Part 3: The Nitty-Gritties of Book Editing
Yesterday’s post was about spicing up your manuscript to be more engaging. Today’s post is about discovering your goals and fine-tuning your manuscript to achieve those goals (no more, no less). This is about using structure and science to streamline your story; to get that final polish agents and editors want to see.
Every scene you write should accomplish something specific in your story. Let me repeat that in different words: Have clear story goals for every single scene in your manuscript.
First drafts are full of stuff that doesn’t fit this criteria. HEY SHE HAS A COOL BATHROOM LETS SHOW HER IN IT. A LOT. And you know what? That is okay. That’s more than okay. That’s great. That’s how first drafts are.
But once you reach the revision stage–the second, third, fourth drafts–you want to narrow the focus. Go into each chapter and each scene with a clear goal in mind. Know the starting point (e.g., Sophie and Leon are fighting about something) and an ending point (Sophie and Leon make up and decide on a mutual course of action). Let your characters’ emotions guide you. We want to see change.
Sometimes we write scenes that only serve as setting or character exposition. Remove these. Work that details into other scenes that do have clear goals, that do accomplish an important milestone in your story.
2. Leave out extraneous detail.
I know I have a lot of ideas going into a story–going into each scene, even. The result is a first draft with threads that spin off into the aether, observations and descriptions and divergences that, really, don’t go anywhere in the long haul.
If a scene does have a clear goal, cut any extraneous details or tangents unless they reveal crucial information. If they do, figure out if you can use those reveals of information to push the scene towards its climax. Remember that readers are hyper-sensitive; they read every word you write and try figure out what they mean in the greater context. Give readers the right threads that will lead them down the path you’ve set out for them. (You evil puppet-master, you.)
Obviously, red herrings are OK–if intentional. Each step toward the finish should be calculated. Don’t give us a supporting character’s backstory or veer off into a philosophical description of the desert landscape unless it matters thematically or pushes the reader down the plotline.
3. Remove connective tissue.
It’s kind of a gross metaphor, but when someone in my writer’s group told me to do this, I knew right away what she was saying. There’s an old adage in film: “Never show someone walking through a door.” The same is true when honing your manuscript: leave out the strings between important sequences.
During the first draft process, when we’re still trying to figure out how characters get from Point A to Point B, connective tissue is natural. Now that you’ve written the thing once, go back in and remove all that… gross stuff.
Sounds scary? Like you might leave your reader confused or disjointed? Give it a try anyway. Cut out the walking and driving and other transitions, and just drop a scene break.
Now walk away. Pee, pet your cat, whatever. Come back and re-read it. You’ll be pleasantly surprised at how everything still makes sense. And your reader is much happier jumping right to the important parts. (Remember how it felt watching The Avengers? This is why.)

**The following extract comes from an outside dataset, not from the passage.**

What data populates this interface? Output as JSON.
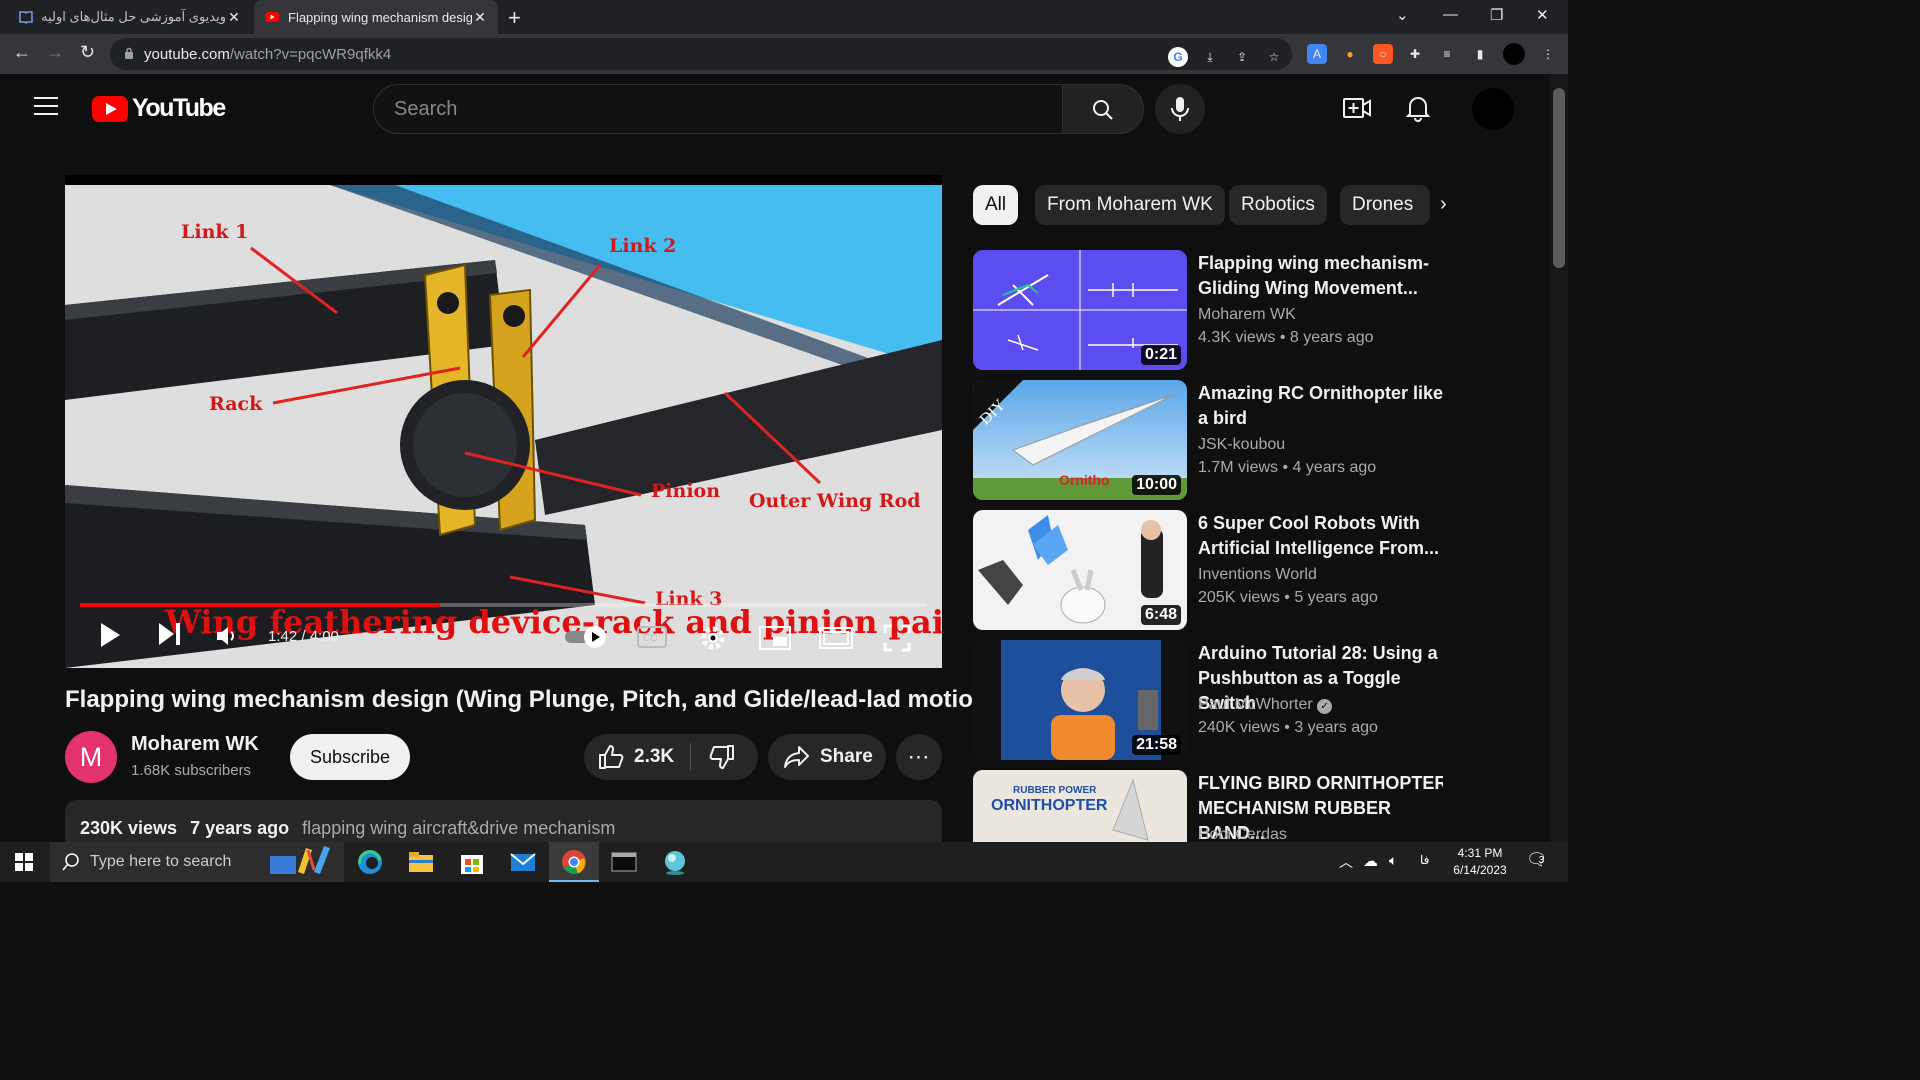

4. Start in the middle.
As there are exceptions to every rule, there are exceptions to this one. Sometimes you need a wind-up, for whatever inexplicable reason.
I hate to keep bringing this back to film, but there’s so much to learn from the art of filmmaking in making a reader feel totally encompassed by your story. To me, the point of writing fiction is to create a world inside which readers can live for a while. And who else does this better than the movies?
One way to do this is to start with the action and cut from one important section to the next. Jump right to the meat of the scene. No one cares about what John ordered for lunch at the restaurant–what we care about is the argument John and Linda are about to have at the table. Go right to the good stuff. I mean, seriously. Who actually likes eating the cookie? GO RIGHT FOR THE CREAM FILLING.
This is the end of the revision series. Maybe, if you really, really like this kind of thing, I can do more. There’s so much to say about finding critique partners, knowing when to revise, and knowing when to leave a manuscript alone for a while…
What are the strategies you’ve employed for polishing your manuscript? Any lessons you’ve learned along the way?